Matthew and Laurie got together at short notice on Wednesday 6 March for a chat about how best to take the Inside Learning Technology podcast forward. Our conclusion was that we would jointly host the podcast and invite guests in to contribute to the themes we want to explore further. So get in touch if you want to join us for a friendly conversation and help us to shine some light on the world of learning technologies.
We had a chat about Marissa Mayer, the new Yahoo CEO, banning her staff working from home and the implications of this debate for schools.
ICT Excellence Group
We briefly discussed the Scottish Government ICT Excellence Group report which we thought was far from perfect but a great stimulus for debate. Lots of stuff to think about here, some ideas that need to be explained better and explored further. It will be interesting to see if there is an appetite to engage beyond the usual suspects in how to take this agenda forward and gain the understanding of what needs to be done to turn the vision into a practical reality for every learner and teacher in Scotland.
National Filtering Policy
The idea of a national schools internet filtering policy is reminiscent of an episode of Yes Minister - Sir Humphrey would surely describe such an initiative as ‘very brave Minister’.
If we are just talking about using the Internet Watch Foundation blacklist as a national filtering policy then that is a good place to start but not much more than that . Beyond that what should be in and what should be out is highly controversial. One person’s offensive material is another person’s freedom of expression. What might be appropriate for a 7 year old might not be for a 17 year old. Even then age is not a reliable measure of readiness for very much when it comes to learning. What about religion and other cultural sensitivities? So the concept is worth exploring but with eyes and minds wide open. Let’s have the conversation rather than just another assertion without thinking through the practicalities.
Could be a great future episode?
BYOD – Bring your own device (bring your own technology)
Another great idea and well worth pursuing but we need to develop our thinking and practice around the following four themes:
- Inclusion – Need to ensure this is not another initiative that further advantages the already advantaged. Not having a device of your own should be no more a barrier than using books in school despite some families not having any at home!
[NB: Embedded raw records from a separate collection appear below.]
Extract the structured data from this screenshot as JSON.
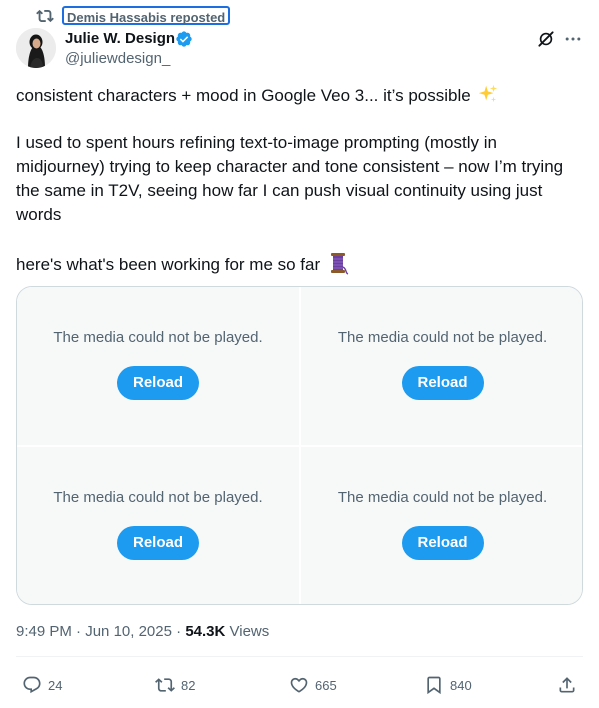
{
  "repost": {
    "label": "Demis Hassabis reposted",
    "icon": "repost-icon"
  },
  "author": {
    "name": "Julie W. Design",
    "handle": "@juliewdesign_",
    "verified": true
  },
  "post": {
    "line1": "consistent characters + mood in Google Veo 3... it’s possible",
    "line2": "I used to spent hours refining text-to-image prompting (mostly in midjourney) trying to keep character and tone consistent – now I’m trying the same in T2V, seeing how far I can push visual continuity using just words",
    "line3": "here's what's been working for me so far"
  },
  "media": [
    {
      "message": "The media could not be played.",
      "button": "Reload"
    },
    {
      "message": "The media could not be played.",
      "button": "Reload"
    },
    {
      "message": "The media could not be played.",
      "button": "Reload"
    },
    {
      "message": "The media could not be played.",
      "button": "Reload"
    }
  ],
  "meta": {
    "time": "9:49 PM",
    "date": "Jun 10, 2025",
    "views_count": "54.3K",
    "views_label": "Views"
  },
  "actions": {
    "replies": "24",
    "reposts": "82",
    "likes": "665",
    "bookmarks": "840"
  },
  "colors": {
    "accent": "#1d9bf0",
    "secondary_text": "#536471",
    "border": "#cfd9de"
  }
}
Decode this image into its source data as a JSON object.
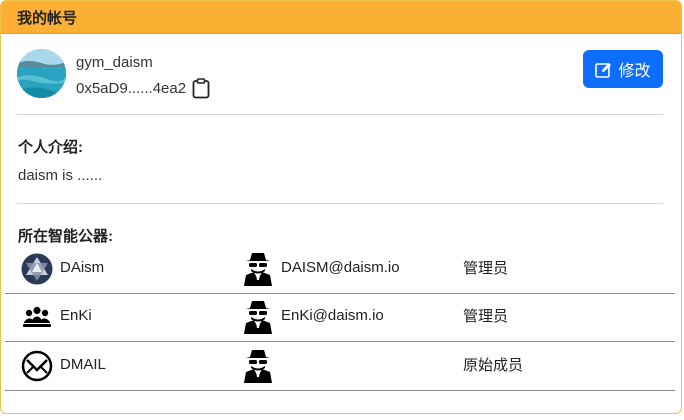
{
  "header": {
    "title": "我的帐号"
  },
  "profile": {
    "username": "gym_daism",
    "address": "0x5aD9......4ea2",
    "edit_label": "修改"
  },
  "intro": {
    "title": "个人介绍:",
    "text": "daism is ......"
  },
  "daos": {
    "title": "所在智能公器:",
    "rows": [
      {
        "name": "DAism",
        "email": "DAISM@daism.io",
        "role": "管理员",
        "icon": "daism-logo-icon"
      },
      {
        "name": "EnKi",
        "email": "EnKi@daism.io",
        "role": "管理员",
        "icon": "enki-people-icon"
      },
      {
        "name": "DMAIL",
        "email": "",
        "role": "原始成员",
        "icon": "dmail-envelope-icon"
      }
    ]
  },
  "colors": {
    "header_bg": "#fbb034",
    "button_bg": "#0d6efd"
  }
}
But we need to work out how to best raise the playing field for all rather than levelling it down to the lowest common denominator.
- Technology infrastructure – What kind of wired and wireless connectivity do you need to have in place to make the expereince of BYOD worthwhile?
- Classroom management – Just sorting out the practical stuff that usually gets in the way of learning
- Pedagogy – Not ICT training but specific practice led professional development to ensure that once we sort the practical and ethical stuff we can maximise the impact of having these wonderful tools in the hands of our learners and teachers
We discussed the latest noisy bandwagon in the higher education space. What is going on here? This is another indicator of where things are going and the potential power of technology to transform the student experience of learning. The role of the lecturer/teacher as content expert is already being challenged by Khan Academy, TED, YouTube and much more. MOOCs continue that process and should help us get back to the idea that teaching is more about curation, contextualisation, mentoring, coaching etc rather than didactic content transmission.
Looks like a good option for future episode. In the meantime Laurie’s post on MOOCs for some more detail.
Another future episode?